There have been some hold-ups with Covid and some engineering challenges. "Because one area of the ground was very soft at a deep level, we couldn't use normal wooden piles in that area," said Lester Wolfreys, project manager.
"We used screw-piles - modern technology used for the first time in the district. Because there is a dip in the ground, we had to put piles on top of the screw-piles," he said.
Engineering apprentice, Kanesha Waldron of Ngāti Tūwharetoa - who lives in Eketahuna - came in to take up the challenge. "It's an intricate design and one of the biggest jobs I've ever done," she said. "It's been really cool to challenge me." Waldron works as part of a team, but did 90 per cent of the fabrication and welding, pulling a few long shifts to meet deadline and avoid any hold-up for the building progress.
Wolfreys said his building team is pleased and proud of Waldron's work. "For a young apprentice to be doing the work she has done, it's a real credit to her for her skills and determination," he said.
Waldron is an apprentice in heavy fabrication in her third year, working for Loaders Engineers and is studying at Weltec in Petone. "I love the job, learning heaps and love welding and fabricating," she said.

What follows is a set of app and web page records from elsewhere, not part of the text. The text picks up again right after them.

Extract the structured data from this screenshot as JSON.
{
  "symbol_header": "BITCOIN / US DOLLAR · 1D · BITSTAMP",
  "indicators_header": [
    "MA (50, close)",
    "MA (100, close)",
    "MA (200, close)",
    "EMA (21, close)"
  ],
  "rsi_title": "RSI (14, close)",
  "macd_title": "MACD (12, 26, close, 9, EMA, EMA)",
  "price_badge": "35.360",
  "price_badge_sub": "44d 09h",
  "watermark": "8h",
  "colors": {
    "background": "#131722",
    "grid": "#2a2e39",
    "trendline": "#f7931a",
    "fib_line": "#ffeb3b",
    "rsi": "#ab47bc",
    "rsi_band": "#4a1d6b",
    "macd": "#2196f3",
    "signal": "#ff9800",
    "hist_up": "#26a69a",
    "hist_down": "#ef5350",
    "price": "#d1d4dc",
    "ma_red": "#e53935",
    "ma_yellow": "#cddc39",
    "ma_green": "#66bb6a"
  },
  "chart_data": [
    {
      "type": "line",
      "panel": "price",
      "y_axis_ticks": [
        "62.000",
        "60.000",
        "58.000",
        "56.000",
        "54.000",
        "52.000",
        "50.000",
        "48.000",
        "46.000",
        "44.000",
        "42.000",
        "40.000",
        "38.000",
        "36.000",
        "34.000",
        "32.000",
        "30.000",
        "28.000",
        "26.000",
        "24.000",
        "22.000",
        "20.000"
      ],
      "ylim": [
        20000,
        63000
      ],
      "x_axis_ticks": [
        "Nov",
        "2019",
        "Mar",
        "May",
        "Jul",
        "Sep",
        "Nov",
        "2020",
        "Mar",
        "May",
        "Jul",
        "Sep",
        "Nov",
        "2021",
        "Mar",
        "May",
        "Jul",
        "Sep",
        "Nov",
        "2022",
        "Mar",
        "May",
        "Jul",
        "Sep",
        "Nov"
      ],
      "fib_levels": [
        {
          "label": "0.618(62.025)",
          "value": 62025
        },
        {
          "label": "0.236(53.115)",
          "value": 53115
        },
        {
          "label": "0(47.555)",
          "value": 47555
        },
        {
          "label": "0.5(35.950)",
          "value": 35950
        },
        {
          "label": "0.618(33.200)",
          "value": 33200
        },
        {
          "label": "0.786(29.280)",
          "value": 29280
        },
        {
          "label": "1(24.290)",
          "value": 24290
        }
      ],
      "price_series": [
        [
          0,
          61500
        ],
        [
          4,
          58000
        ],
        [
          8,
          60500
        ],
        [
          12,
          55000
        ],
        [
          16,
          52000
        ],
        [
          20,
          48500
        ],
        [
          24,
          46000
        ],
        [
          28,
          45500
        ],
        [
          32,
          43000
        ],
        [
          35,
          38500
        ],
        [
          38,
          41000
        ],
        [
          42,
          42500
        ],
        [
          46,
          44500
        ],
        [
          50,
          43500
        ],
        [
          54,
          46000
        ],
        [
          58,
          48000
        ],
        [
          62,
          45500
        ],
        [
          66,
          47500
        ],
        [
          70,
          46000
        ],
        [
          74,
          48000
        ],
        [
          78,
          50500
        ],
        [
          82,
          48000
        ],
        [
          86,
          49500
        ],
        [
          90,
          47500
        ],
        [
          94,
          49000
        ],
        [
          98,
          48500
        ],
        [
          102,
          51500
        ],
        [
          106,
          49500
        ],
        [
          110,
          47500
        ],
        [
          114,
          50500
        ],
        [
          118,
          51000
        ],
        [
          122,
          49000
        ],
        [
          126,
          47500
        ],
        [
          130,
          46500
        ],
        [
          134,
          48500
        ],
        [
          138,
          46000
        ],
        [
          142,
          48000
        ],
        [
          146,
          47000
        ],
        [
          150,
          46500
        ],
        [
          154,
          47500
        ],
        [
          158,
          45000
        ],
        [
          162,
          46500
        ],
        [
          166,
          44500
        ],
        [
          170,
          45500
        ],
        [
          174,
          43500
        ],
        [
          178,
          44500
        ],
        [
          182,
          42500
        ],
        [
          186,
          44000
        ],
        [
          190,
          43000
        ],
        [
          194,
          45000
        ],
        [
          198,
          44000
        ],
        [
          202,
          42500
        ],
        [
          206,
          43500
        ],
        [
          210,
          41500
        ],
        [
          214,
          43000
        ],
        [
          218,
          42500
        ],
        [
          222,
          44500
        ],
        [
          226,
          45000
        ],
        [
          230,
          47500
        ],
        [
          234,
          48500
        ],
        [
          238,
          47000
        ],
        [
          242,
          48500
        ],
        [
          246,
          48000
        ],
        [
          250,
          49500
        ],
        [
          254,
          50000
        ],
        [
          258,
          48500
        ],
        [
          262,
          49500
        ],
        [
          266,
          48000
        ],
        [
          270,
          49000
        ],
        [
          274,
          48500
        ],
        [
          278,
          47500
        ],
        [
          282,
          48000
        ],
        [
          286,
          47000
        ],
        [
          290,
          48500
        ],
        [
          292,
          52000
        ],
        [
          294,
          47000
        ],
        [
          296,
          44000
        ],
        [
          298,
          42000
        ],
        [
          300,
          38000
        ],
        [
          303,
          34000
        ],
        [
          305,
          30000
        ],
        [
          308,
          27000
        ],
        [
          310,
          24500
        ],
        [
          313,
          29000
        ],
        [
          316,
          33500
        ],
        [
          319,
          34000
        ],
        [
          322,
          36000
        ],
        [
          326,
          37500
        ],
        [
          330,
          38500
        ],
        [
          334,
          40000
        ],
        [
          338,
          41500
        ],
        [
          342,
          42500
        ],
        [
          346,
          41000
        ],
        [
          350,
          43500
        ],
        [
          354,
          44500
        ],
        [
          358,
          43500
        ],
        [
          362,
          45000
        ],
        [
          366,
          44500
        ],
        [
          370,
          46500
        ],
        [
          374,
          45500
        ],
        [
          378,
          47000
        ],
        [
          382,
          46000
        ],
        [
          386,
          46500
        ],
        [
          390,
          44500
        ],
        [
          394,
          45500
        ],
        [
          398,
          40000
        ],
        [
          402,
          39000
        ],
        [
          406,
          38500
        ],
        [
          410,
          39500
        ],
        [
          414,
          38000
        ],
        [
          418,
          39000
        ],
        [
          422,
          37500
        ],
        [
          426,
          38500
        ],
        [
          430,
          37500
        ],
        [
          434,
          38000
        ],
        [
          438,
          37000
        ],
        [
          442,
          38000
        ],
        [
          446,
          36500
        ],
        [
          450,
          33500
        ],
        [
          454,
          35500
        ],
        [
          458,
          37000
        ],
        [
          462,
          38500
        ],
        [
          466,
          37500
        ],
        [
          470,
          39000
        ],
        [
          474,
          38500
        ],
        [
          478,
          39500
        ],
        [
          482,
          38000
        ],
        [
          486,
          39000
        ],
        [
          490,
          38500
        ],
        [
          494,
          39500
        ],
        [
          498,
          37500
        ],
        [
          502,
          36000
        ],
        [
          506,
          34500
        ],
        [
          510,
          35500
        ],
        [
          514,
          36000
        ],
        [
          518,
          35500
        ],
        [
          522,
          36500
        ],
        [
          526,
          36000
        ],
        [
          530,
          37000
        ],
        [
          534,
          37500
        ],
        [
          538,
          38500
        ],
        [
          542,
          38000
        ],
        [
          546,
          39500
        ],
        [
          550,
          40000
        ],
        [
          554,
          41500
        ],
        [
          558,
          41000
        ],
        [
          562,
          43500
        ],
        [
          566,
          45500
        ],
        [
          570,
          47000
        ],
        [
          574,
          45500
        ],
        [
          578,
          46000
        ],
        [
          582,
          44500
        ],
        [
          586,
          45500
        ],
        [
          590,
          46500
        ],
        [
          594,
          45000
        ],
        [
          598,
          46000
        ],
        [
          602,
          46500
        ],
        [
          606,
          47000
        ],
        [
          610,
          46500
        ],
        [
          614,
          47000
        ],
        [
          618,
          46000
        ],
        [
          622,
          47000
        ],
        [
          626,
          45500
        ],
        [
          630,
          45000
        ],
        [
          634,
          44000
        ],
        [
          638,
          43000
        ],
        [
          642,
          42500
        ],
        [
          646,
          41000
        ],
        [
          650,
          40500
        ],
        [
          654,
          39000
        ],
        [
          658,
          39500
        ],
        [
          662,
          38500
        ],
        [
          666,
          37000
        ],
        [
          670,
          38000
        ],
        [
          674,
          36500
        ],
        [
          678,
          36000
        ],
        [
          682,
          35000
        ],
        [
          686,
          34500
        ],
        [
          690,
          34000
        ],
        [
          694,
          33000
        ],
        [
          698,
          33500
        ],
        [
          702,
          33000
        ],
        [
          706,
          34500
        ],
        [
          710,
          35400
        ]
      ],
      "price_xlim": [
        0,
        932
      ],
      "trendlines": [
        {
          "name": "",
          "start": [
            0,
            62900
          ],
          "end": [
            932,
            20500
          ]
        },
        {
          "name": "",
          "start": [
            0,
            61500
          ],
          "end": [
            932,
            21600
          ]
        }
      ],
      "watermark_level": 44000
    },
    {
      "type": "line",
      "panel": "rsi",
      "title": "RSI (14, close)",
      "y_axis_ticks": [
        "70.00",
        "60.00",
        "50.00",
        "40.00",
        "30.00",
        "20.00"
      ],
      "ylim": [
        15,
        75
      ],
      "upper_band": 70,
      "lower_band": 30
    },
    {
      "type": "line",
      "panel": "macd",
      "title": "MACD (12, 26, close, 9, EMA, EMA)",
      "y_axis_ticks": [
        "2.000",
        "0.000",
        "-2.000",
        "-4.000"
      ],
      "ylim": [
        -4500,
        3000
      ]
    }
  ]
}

"It's a pretty male-dominated industry, I've only met two other women in six years that I've been engineering. More girls are getting encouraged to come into the trade. I think I'm underestimated a lot, but I love being able to prove them wrong, especially with a project like the floor bearers for the education centre," she said.
Waldron's mother is one of the staff at Pūkaha, doing accounts and property management.
"We've only been held up for a couple of weeks with the weather, we've been fortunate to get the roof on before winter hits really hard," said Emily Court, general manager, Pūkaha National Wildlife Centre. "It's full steam ahead now, the progress should be really good after the momentous work on the floor bearers, which means being able to connect up three different wings of the education centre. It's a huge leap forward. Following an engineering review we are confident that the building is 100 per cent safe," she said.